A report released in January shows compliance with the Food and Drug Administration’s (FDA’s) ruminant feed ban to be excellent.
As of January 8, 2011, FDA had received over 83,000 inspection reports since 1997, with 73 percent conducted by state feed control officials and the remainder by FDA officials. None of the over 9,200 firms handling prohibited mammalian protein products failed a recent inspection, which include renderers, feed mills, and protein blenders. FDA’s Center for Veterinary Medicine has summarized the results of ruminant feed rule inspections as of January 8, 2011, which is available at www.fda.gov/AnimalVeterinary/NewsEvents/CVMUpdates/ucm239959.htm.
To help prevent the establishment and amplification of bovine spongiform encephalopathy (BSE) through feed in the United States, FDA implemented a final rule that prohibits the use of most mammalian protein in feeds for ruminant animals. This rule, Title 21, Part 589.2000 of the Code of Federal Regulations (CFR), referred to as the ruminant feed ban, became effective on August 4, 1997.

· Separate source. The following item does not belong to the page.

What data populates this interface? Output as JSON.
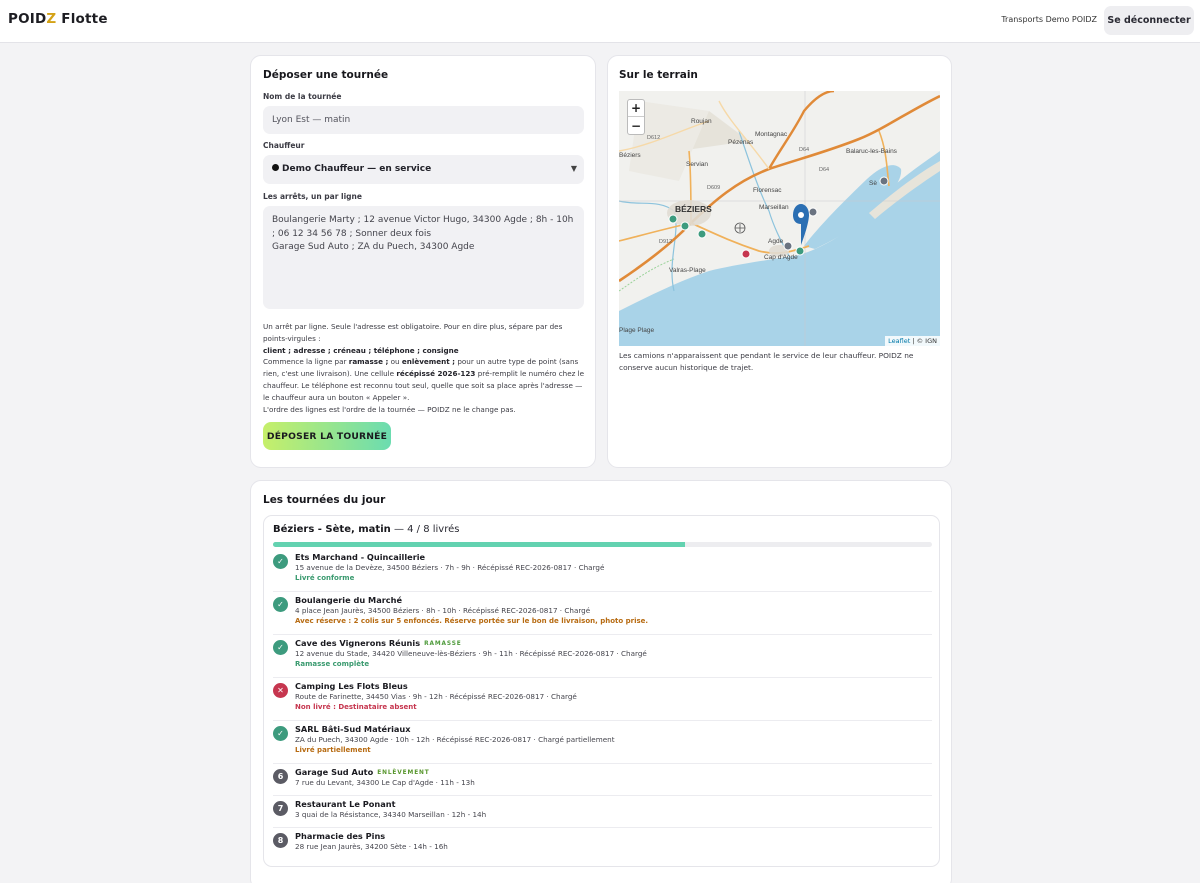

A second rule, Title 21, Part 589.2001 of the CFR, called the enhanced feed ban, became effective on April 27, 2009. This rule prohibits the use of certain cattle-derived materials in all animal feed. The BSE inspection report form has been revised and is being used for determining compliance with both the ruminant feed ban and the enhanced feed ban.
February 2011 RENDER | back